A new facility to be built in Chile aims to uncover what happened in the instant after the Big Bang and answer other cosmological questions.
Source: Simons Observatory To Search For Origin Of The Cosmos | Simons Foundation

USA Science and Engineering Festival – Home

USA Science and Engineering FestivalUSA Science and Engineering FestivalCelebrate STEM at the largest science festival in the country! Join the 4th USA Science & Engineering Festival in Washington, D.C. April 16-17, 2016.
Source: USA Science and Engineering Festival – Home

Physicists discover flaws in superconductor theory

University of Houston physicists report finding major theoretical flaws in the generally accepted understanding of how a superconductor traps and holds a magnetic field.

Physicists discover flaws in superconductor theory

Creating the future, SODALITY…

SODALITY

Sodality is a family of tech enthusiasts and entrepreneurs who support each other through brainstorms, business incubation, and exceptional experiences.

Join the SODALITY…

Possible signature of dark matter annihilation detected

A false-color image of the anomalous gamma-ray emission from the central region of the Milky Way galaxy; this emission is suspected of coming from dark matter annihilation.
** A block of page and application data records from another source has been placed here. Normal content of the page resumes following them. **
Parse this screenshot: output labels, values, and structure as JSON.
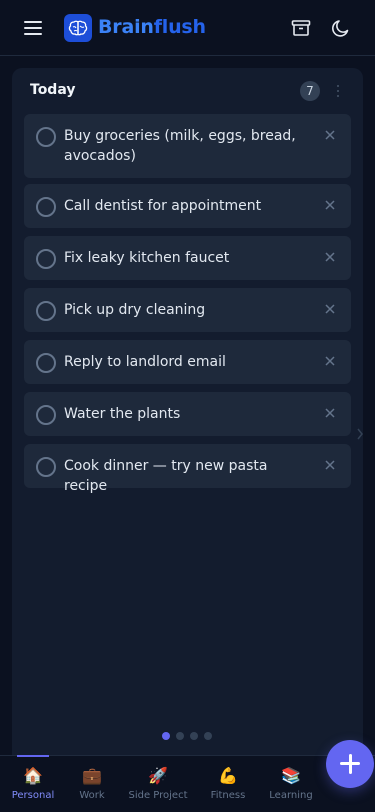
{
  "header": {
    "brand_part1": "Brain",
    "brand_part2": "flush",
    "icons": [
      "menu-icon",
      "brain-logo-icon",
      "archive-icon",
      "moon-icon"
    ]
  },
  "column": {
    "title": "Today",
    "count": "7",
    "tasks": [
      {
        "text": "Buy groceries (milk, eggs, bread, avocados)"
      },
      {
        "text": "Call dentist for appointment"
      },
      {
        "text": "Fix leaky kitchen faucet"
      },
      {
        "text": "Pick up dry cleaning"
      },
      {
        "text": "Reply to landlord email"
      },
      {
        "text": "Water the plants"
      },
      {
        "text": "Cook dinner — try new pasta recipe"
      }
    ]
  },
  "pagination": {
    "total": 4,
    "active_index": 0
  },
  "bottom_nav": {
    "items": [
      {
        "label": "Personal",
        "icon": "🏠",
        "active": true
      },
      {
        "label": "Work",
        "icon": "💼",
        "active": false
      },
      {
        "label": "Side Project",
        "icon": "🚀",
        "active": false
      },
      {
        "label": "Fitness",
        "icon": "💪",
        "active": false
      },
      {
        "label": "Learning",
        "icon": "📚",
        "active": false
      }
    ]
  },
  "colors": {
    "background": "#0b1120",
    "card": "#131c2e",
    "task": "#1e293b",
    "accent": "#6366f1",
    "brand": "#2563eb"
  }
}
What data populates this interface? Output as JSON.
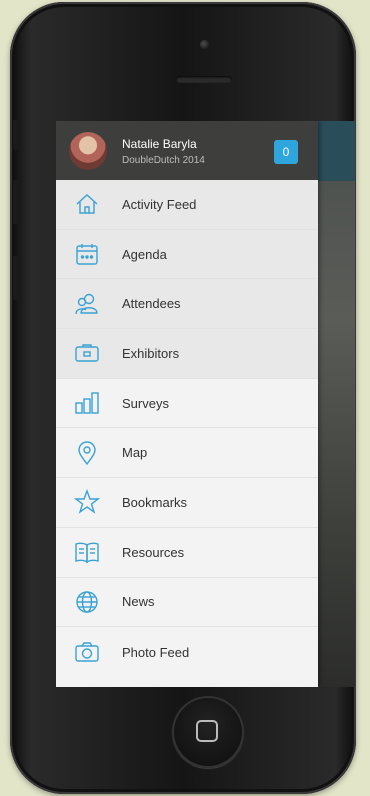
{
  "colors": {
    "accent": "#2ea6dd",
    "icon": "#3aa2d3",
    "header_bg": "#3e3e3d",
    "page_bg": "#e3e5c9"
  },
  "profile": {
    "name": "Natalie Baryla",
    "subtitle": "DoubleDutch 2014",
    "badge_count": "0"
  },
  "menu": [
    {
      "label": "Activity Feed",
      "icon": "home-icon"
    },
    {
      "label": "Agenda",
      "icon": "calendar-icon"
    },
    {
      "label": "Attendees",
      "icon": "people-icon"
    },
    {
      "label": "Exhibitors",
      "icon": "exhibitor-icon"
    },
    {
      "label": "Surveys",
      "icon": "bar-chart-icon"
    },
    {
      "label": "Map",
      "icon": "map-pin-icon"
    },
    {
      "label": "Bookmarks",
      "icon": "star-icon"
    },
    {
      "label": "Resources",
      "icon": "book-icon"
    },
    {
      "label": "News",
      "icon": "globe-icon"
    },
    {
      "label": "Photo Feed",
      "icon": "camera-icon"
    }
  ]
}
In this image, the emission from conventional sources has been subtracted from the total. The region covers roughly five degrees; the brightest emission is colored red and faintest blue. Credit: Daylan et al. Read more at: http://phys.org/news/2016-03-signature-dark-annihilation.html#jCp

A false-color image of the anomalous gamma-ray emission from the central region of the Milky Way galaxy; this emission is suspected of coming from dark matter annihilation. In this image, the emission from conventional sources has been subtracted from the total. The region covers roughly five degrees; the brightest emission is colored red and faintest blue. Credit: Daylan et al.

CfA astronomer Doug Finkbeiner and a team of colleagues claim to have identified just such a signature of dark matter annihilation.

Read more at: http://phys.org/news/2016-03-signature-dark-annihilation.html#jCp

XPrize Think Tank New York

Think_Tank_Header

XPrize Think Tank New York is a group of experts and entrepreneurs focused on using exponential technologies and innovative solutions to solve challenges that face the world today such as developing clean energy sources, eradicating poverty, providing limitless and cheap healthcare to billions, and the list goes on. Come join us and help make a better world. 

 

Physicists investigate the structure of time…

Although in theory it may seem possible to divide time up into infinitely tiny intervals, the smallest physically meaningful interval of time is widely considered to be the Planck time, which is approximately 10-43 seconds. This ultimate limit means that it is not possible for two events to be separated by a time smaller than this.

Physicists investigate the structure of time, with implications for quantum mechanics and philosophy